Your instructions =
Your response should contain every record below, copied exactly.

================

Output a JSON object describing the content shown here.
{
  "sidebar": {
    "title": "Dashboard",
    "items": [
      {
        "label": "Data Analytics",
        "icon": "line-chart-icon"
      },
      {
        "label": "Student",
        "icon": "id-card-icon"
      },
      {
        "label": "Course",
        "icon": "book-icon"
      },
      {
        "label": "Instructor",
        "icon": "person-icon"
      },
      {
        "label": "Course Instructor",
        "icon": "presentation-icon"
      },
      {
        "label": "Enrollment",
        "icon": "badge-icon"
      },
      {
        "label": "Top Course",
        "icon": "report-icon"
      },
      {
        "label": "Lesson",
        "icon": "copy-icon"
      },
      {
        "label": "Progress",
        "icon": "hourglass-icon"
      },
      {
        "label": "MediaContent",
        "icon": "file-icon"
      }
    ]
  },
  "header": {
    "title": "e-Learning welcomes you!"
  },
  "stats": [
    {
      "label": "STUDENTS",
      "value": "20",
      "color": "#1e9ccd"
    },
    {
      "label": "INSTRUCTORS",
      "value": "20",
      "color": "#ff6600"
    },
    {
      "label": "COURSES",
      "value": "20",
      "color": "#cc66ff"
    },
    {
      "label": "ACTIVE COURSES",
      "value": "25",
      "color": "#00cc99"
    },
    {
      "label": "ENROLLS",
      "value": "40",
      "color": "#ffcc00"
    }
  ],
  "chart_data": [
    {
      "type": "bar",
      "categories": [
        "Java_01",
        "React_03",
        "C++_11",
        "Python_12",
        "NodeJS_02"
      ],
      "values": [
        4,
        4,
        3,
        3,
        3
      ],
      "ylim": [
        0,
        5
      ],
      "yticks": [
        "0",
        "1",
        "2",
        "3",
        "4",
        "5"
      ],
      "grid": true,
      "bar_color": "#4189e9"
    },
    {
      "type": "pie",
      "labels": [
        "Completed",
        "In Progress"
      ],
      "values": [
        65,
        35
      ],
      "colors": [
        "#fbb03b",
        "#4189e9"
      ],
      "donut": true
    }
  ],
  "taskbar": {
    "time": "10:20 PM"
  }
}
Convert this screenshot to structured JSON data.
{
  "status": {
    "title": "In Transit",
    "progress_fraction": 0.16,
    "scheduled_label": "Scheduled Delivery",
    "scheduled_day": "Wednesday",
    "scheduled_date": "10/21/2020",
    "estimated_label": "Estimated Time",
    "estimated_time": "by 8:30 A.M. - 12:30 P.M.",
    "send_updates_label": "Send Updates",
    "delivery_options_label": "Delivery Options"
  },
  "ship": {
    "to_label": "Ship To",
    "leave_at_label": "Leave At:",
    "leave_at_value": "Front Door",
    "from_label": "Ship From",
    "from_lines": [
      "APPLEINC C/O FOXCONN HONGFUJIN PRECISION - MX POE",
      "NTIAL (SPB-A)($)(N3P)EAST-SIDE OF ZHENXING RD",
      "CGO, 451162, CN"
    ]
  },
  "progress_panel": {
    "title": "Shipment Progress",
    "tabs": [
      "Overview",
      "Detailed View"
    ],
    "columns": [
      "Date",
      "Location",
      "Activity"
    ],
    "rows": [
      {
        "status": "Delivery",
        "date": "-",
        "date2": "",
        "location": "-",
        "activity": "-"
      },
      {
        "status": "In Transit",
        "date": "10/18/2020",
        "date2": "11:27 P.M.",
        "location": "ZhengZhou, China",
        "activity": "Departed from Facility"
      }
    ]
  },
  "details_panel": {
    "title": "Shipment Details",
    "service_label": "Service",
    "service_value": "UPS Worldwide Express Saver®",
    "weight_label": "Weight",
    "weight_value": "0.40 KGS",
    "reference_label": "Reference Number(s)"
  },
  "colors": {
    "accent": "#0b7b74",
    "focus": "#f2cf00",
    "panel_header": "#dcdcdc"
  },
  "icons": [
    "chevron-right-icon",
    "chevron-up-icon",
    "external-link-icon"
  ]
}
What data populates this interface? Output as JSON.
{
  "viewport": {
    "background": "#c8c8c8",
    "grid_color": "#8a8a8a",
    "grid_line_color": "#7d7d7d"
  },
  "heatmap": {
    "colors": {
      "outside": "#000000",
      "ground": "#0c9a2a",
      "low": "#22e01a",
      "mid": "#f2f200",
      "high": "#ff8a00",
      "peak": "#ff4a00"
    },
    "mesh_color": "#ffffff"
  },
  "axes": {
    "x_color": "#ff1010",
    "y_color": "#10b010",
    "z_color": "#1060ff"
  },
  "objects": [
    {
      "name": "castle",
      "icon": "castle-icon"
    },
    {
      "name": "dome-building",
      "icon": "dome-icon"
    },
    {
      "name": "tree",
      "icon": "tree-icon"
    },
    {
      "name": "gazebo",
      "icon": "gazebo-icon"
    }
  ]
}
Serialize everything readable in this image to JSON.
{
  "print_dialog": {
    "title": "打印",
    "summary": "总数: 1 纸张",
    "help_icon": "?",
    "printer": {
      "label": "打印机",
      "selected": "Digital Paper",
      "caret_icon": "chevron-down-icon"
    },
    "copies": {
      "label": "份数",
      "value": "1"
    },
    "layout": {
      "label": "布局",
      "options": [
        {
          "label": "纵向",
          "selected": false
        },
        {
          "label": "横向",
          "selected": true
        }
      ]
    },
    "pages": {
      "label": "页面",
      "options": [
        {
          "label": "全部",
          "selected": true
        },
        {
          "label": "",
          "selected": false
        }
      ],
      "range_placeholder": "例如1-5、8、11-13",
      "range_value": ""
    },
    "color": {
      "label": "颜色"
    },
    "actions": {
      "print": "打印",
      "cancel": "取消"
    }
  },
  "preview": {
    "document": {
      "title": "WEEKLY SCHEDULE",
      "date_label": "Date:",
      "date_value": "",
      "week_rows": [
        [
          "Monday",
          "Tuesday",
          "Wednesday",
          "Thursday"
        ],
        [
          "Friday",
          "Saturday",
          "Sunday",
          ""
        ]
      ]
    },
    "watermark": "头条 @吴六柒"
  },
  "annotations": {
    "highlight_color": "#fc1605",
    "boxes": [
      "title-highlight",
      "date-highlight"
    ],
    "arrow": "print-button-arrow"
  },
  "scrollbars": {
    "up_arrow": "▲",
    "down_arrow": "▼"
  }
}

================

Reply to the task =
Output a JSON object describing the content shown here.
{
  "sidebar": {
    "title": "Dashboard",
    "items": [
      {
        "label": "Data Analytics",
        "icon": "line-chart-icon"
      },
      {
        "label": "Student",
        "icon": "id-card-icon"
      },
      {
        "label": "Course",
        "icon": "book-icon"
      },
      {
        "label": "Instructor",
        "icon": "person-icon"
      },
      {
        "label": "Course Instructor",
        "icon": "presentation-icon"
      },
      {
        "label": "Enrollment",
        "icon": "badge-icon"
      },
      {
        "label": "Top Course",
        "icon": "report-icon"
      },
      {
        "label": "Lesson",
        "icon": "copy-icon"
      },
      {
        "label": "Progress",
        "icon": "hourglass-icon"
      },
      {
        "label": "MediaContent",
        "icon": "file-icon"
      }
    ]
  },
  "header": {
    "title": "e-Learning welcomes you!"
  },
  "stats": [
    {
      "label": "STUDENTS",
      "value": "20",
      "color": "#1e9ccd"
    },
    {
      "label": "INSTRUCTORS",
      "value": "20",
      "color": "#ff6600"
    },
    {
      "label": "COURSES",
      "value": "20",
      "color": "#cc66ff"
    },
    {
      "label": "ACTIVE COURSES",
      "value": "25",
      "color": "#00cc99"
    },
    {
      "label": "ENROLLS",
      "value": "40",
      "color": "#ffcc00"
    }
  ],
  "chart_data": [
    {
      "type": "bar",
      "categories": [
        "Java_01",
        "React_03",
        "C++_11",
        "Python_12",
        "NodeJS_02"
      ],
      "values": [
        4,
        4,
        3,
        3,
        3
      ],
      "ylim": [
        0,
        5
      ],
      "yticks": [
        "0",
        "1",
        "2",
        "3",
        "4",
        "5"
      ],
      "grid": true,
      "bar_color": "#4189e9"
    },
    {
      "type": "pie",
      "labels": [
        "Completed",
        "In Progress"
      ],
      "values": [
        65,
        35
      ],
      "colors": [
        "#fbb03b",
        "#4189e9"
      ],
      "donut": true
    }
  ],
  "taskbar": {
    "time": "10:20 PM"
  }
}
Convert this screenshot to structured JSON data.
{
  "status": {
    "title": "In Transit",
    "progress_fraction": 0.16,
    "scheduled_label": "Scheduled Delivery",
    "scheduled_day": "Wednesday",
    "scheduled_date": "10/21/2020",
    "estimated_label": "Estimated Time",
    "estimated_time": "by 8:30 A.M. - 12:30 P.M.",
    "send_updates_label": "Send Updates",
    "delivery_options_label": "Delivery Options"
  },
  "ship": {
    "to_label": "Ship To",
    "leave_at_label": "Leave At:",
    "leave_at_value": "Front Door",
    "from_label": "Ship From",
    "from_lines": [
      "APPLEINC C/O FOXCONN HONGFUJIN PRECISION - MX POE",
      "NTIAL (SPB-A)($)(N3P)EAST-SIDE OF ZHENXING RD",
      "CGO, 451162, CN"
    ]
  },
  "progress_panel": {
    "title": "Shipment Progress",
    "tabs": [
      "Overview",
      "Detailed View"
    ],
    "columns": [
      "Date",
      "Location",
      "Activity"
    ],
    "rows": [
      {
        "status": "Delivery",
        "date": "-",
        "date2": "",
        "location": "-",
        "activity": "-"
      },
      {
        "status": "In Transit",
        "date": "10/18/2020",
        "date2": "11:27 P.M.",
        "location": "ZhengZhou, China",
        "activity": "Departed from Facility"
      }
    ]
  },
  "details_panel": {
    "title": "Shipment Details",
    "service_label": "Service",
    "service_value": "UPS Worldwide Express Saver®",
    "weight_label": "Weight",
    "weight_value": "0.40 KGS",
    "reference_label": "Reference Number(s)"
  },
  "colors": {
    "accent": "#0b7b74",
    "focus": "#f2cf00",
    "panel_header": "#dcdcdc"
  },
  "icons": [
    "chevron-right-icon",
    "chevron-up-icon",
    "external-link-icon"
  ]
}
What data populates this interface? Output as JSON.
{
  "viewport": {
    "background": "#c8c8c8",
    "grid_color": "#8a8a8a",
    "grid_line_color": "#7d7d7d"
  },
  "heatmap": {
    "colors": {
      "outside": "#000000",
      "ground": "#0c9a2a",
      "low": "#22e01a",
      "mid": "#f2f200",
      "high": "#ff8a00",
      "peak": "#ff4a00"
    },
    "mesh_color": "#ffffff"
  },
  "axes": {
    "x_color": "#ff1010",
    "y_color": "#10b010",
    "z_color": "#1060ff"
  },
  "objects": [
    {
      "name": "castle",
      "icon": "castle-icon"
    },
    {
      "name": "dome-building",
      "icon": "dome-icon"
    },
    {
      "name": "tree",
      "icon": "tree-icon"
    },
    {
      "name": "gazebo",
      "icon": "gazebo-icon"
    }
  ]
}
Serialize everything readable in this image to JSON.
{
  "print_dialog": {
    "title": "打印",
    "summary": "总数: 1 纸张",
    "help_icon": "?",
    "printer": {
      "label": "打印机",
      "selected": "Digital Paper",
      "caret_icon": "chevron-down-icon"
    },
    "copies": {
      "label": "份数",
      "value": "1"
    },
    "layout": {
      "label": "布局",
      "options": [
        {
          "label": "纵向",
          "selected": false
        },
        {
          "label": "横向",
          "selected": true
        }
      ]
    },
    "pages": {
      "label": "页面",
      "options": [
        {
          "label": "全部",
          "selected": true
        },
        {
          "label": "",
          "selected": false
        }
      ],
      "range_placeholder": "例如1-5、8、11-13",
      "range_value": ""
    },
    "color": {
      "label": "颜色"
    },
    "actions": {
      "print": "打印",
      "cancel": "取消"
    }
  },
  "preview": {
    "document": {
      "title": "WEEKLY SCHEDULE",
      "date_label": "Date:",
      "date_value": "",
      "week_rows": [
        [
          "Monday",
          "Tuesday",
          "Wednesday",
          "Thursday"
        ],
        [
          "Friday",
          "Saturday",
          "Sunday",
          ""
        ]
      ]
    },
    "watermark": "头条 @吴六柒"
  },
  "annotations": {
    "highlight_color": "#fc1605",
    "boxes": [
      "title-highlight",
      "date-highlight"
    ],
    "arrow": "print-button-arrow"
  },
  "scrollbars": {
    "up_arrow": "▲",
    "down_arrow": "▼"
  }
}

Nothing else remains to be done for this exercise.